Social Security Disability Insurance (SSDI) is a benefit program that can help anyone who is physically or mentally restricted in their ability to be employed due to an orthopedic injury.
There are many types of injuries, illnesses and health conditions covered by SSDI, including orthopedic injuries. Injuries to the bones, muscles and joints are all considered orthopedic injuries. Although some musculoskeletal injuries can heal over time, some could have long-term disabling effects.
Whether your disability is temporary or permanent, you may be eligible to receive Social Security Disability benefits for your orthopedic injuries. The SSDI lawyers at Dayes Law Firm PC, can help you obtain the compensation you deserve.
Contact us for a free case review at 1-800-503-2000 or fill out the form to your right.
Coverage For Common Injuries
Because the musculoskeletal system in the body includes bones, muscles and tendons, there are many types of debilitating injuries a person may suffer. Some common types of orthopedic injuries covered by SSDI include, but are not limited to:
- Degenerative disc disease
- Vertebral fracture (broken back)
- Spinal disorder, such as spinal arachnoiditis
- Soft tissue injuries, including burns
- Degenerative joint disease
Our attorneys understand that there are many different kinds of orthopedic injuries that could keep you out of work, which is why we are determined to ensure that you get the compensation you need.
Qualifying For Benefits

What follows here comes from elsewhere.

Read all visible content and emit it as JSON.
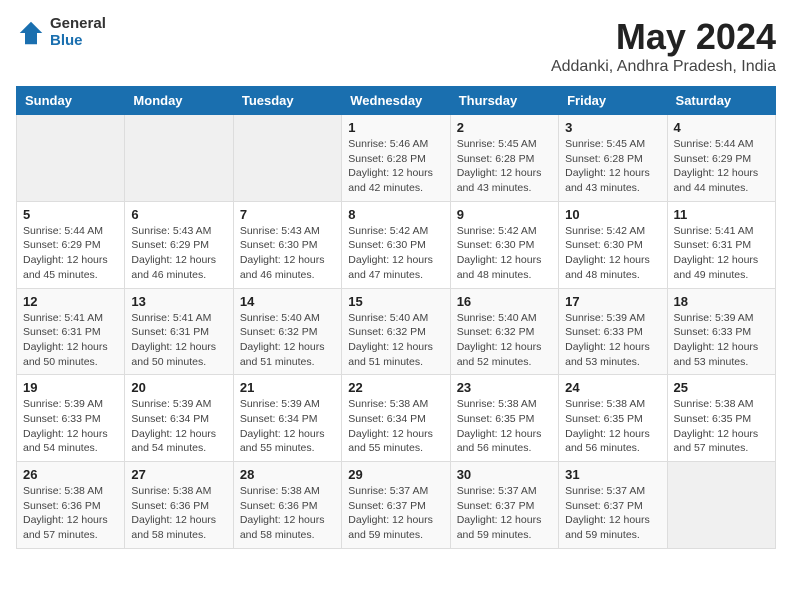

It can be very difficult to determine if you qualify for Social Security Disability benefits. In general, a person will qualify for SSDI benefits if:
- The person can no longer perform work they did before;
- Social Security Office decides that person cannot adjust to other work due to disability; and
- Disability has lasted, or is expected to last, at least one year or will result in death.
If these statements are true, the Social Security Administration will decide if an individual is disabled using a five-step process which answers of five specific questions:
- Are you working?
- Is your injury severe?
- Is your condition found in the list of disabling conditions?
- Can you do the work you did before?
- Can you perform other work?
The diagnosis and evaluation of an impairment will need to be supported by medical documentation including a physical examination and medically acceptable images such as an MRI or CT scan. The Social Security Administration may also request information about prescribed treatments and the claimants response to the treatment.
Contact Our Lawyers Today
When you are suffering from an orthopedic injury and are seeking the compensation you deserve, contact the attorneys at Dayes Law Firm PC Whether you are applying for benefits for the first time or your claim was denied, we can help.
We have our national headquarters located in Phoenix, Arizona, and maintain numerous offices throughout the state. Additionally, we are pleased the serve claimants in:
- New Mexico
Our attorneys are highly knowledgeable about the medical aspects of orthopedic conditions and the criteria that the Social Security Administration uses when evaluating and reconsidering disability claims.
Call us today at 1-800-503-2000 for a free case review, or fill out our online Free Case Evaluation to get started now.